58 The Marrahwanna Quarterly Vol 3, #3, p13, 1967

59 Taylor email

60 Joel Lipman email


62 Taylor is unsure of the specifics other than the newspapers were protecting the floor from paint drops. In another email Kent shared, “I found another error Marvin Sackner made through idle speculation--levy published a book by Sam as polluted lake series, #9 and in Iowa's listing Marvin wonders if Sam Dogin was a pseudonym for  levy. Nonsense--Dogin owned The Book Spot on Cleveland's east side and briefly hired levy.  Once again Marvin stumbles because he insists on reading more into simple facts  Marvin made similar errors again and again and the ones i have encountered have been by pure chance.”

63 Thanks to Cara Gilgenbach, librarian at Kent State for the research.



66 email from rjs

67 emails from rjs

68 outline


in depth video, “if i scratch, if i write” 

69 opening of Tomb stone as a lonely charm: a poem. d. a. levy. Sacramento, Calif., The Runci-ble Spoon, 1967-68. 

70 For those holding a grudge against Plato for kicking poets out of his Republic a deeper look into the reasoning is that for Plato poets of his time were not rendering the higher realms with accuracy.Plato was a devotee of Orpheus. Sufis embrace Plato.

71 James Schevill. The American Fantasies: Original End Papers and Page Illustrations by Bern Porter for James Schevill’s Poems The American Fantasies Published in Agana, Guam 1951, with Added Notes by James Schevill. 

72 my foot note for his link

73 my foot note for his link

74 my foot note for his link


76 d.a.levy & the mimeograph revolution. p235

77 From Polkinhorn email: “One of the de Campos brothers was there, with his son, and he walked out of my presentation, in a grossly conspicuous fashion.”




This article could not have been written without the help of the following sources and individuals.

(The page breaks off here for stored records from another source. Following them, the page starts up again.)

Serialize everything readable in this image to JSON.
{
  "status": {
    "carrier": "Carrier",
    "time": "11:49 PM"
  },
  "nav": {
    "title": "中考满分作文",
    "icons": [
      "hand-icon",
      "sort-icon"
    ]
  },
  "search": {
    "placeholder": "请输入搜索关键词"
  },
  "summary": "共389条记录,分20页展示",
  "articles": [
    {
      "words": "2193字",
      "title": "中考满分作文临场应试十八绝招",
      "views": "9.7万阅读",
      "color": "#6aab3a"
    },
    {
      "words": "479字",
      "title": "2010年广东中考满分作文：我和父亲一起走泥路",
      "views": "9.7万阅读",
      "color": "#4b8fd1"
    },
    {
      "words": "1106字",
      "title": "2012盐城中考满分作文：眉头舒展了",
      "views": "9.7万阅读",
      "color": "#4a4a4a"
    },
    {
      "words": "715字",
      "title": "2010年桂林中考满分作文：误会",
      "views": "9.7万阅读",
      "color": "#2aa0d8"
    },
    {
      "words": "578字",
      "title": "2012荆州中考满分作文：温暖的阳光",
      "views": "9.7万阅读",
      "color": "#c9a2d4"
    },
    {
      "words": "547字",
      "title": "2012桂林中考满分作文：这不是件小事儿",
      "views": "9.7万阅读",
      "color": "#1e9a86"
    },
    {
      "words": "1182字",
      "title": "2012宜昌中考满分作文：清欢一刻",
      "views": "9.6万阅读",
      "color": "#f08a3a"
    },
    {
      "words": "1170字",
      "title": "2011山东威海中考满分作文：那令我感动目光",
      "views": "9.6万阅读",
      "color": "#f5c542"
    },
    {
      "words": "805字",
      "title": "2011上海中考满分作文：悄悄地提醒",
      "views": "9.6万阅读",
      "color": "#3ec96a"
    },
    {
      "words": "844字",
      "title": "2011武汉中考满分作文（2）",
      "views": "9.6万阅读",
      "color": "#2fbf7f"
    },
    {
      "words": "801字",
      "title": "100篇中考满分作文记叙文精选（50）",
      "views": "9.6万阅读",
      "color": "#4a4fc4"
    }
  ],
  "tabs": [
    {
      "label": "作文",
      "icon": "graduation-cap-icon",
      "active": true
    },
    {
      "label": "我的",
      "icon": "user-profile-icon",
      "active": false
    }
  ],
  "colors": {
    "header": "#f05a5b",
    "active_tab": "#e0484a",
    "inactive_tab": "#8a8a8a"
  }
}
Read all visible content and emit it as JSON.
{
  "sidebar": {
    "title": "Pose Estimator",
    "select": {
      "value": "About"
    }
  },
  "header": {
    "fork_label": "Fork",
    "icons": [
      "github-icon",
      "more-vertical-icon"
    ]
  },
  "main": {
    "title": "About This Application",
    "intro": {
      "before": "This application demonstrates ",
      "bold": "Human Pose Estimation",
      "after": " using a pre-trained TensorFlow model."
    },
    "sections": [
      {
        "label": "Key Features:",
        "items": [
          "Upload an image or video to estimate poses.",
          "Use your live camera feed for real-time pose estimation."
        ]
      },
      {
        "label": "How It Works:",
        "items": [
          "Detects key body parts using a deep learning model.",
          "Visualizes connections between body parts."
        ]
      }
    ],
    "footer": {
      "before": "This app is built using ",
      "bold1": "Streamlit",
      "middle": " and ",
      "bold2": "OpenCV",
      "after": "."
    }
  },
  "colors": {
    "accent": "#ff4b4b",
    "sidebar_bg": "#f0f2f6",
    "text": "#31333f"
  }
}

A special thanks to Kent Taylor for the many hours of video chats sharing first hand experiences and insuring accuracy of the Cleveland related text; to Diane Kendig for her email exchanges and invaluable visit to Russell Atkins; to Mutawaf Shaheed for specifics on Russell Atkins and his neighborhood; to rjs for his on-hand accounts of the concrete scene, a copy of Don Thomas concrete poetry book, and also insuring accuracy of the Cleveland related text; to D. R. Wagner for sharing his experience with destructive writing by levy; and to Caryl A. Page for granting permission to reproduce poems by Russell Atkins. 

Additional edit, Philip Davenport, January 2022.


Cleveland Memory Project 

d.a.levy chronology

d.a.levy home page 

deep cleveland 


if i scratch, if i write 

Verdant Press 


Russell Atkins

John Burroughs

Geoffrey Cook

Jason Davis

Craig Dworkin

Diane Kendig

Joan Czaban Kinney

Tom Kryss

Joel Lipman

Robert E. McDonough

Caryl A. Page

Kevin Prufer


Mutawaf Shaheed

Larry Smith

Aumaine Rose Smith

Ingrid Swanberg

Kent Taylor

D. R. Wagner

Karl Kempton

Oceano, Ca

December, 2021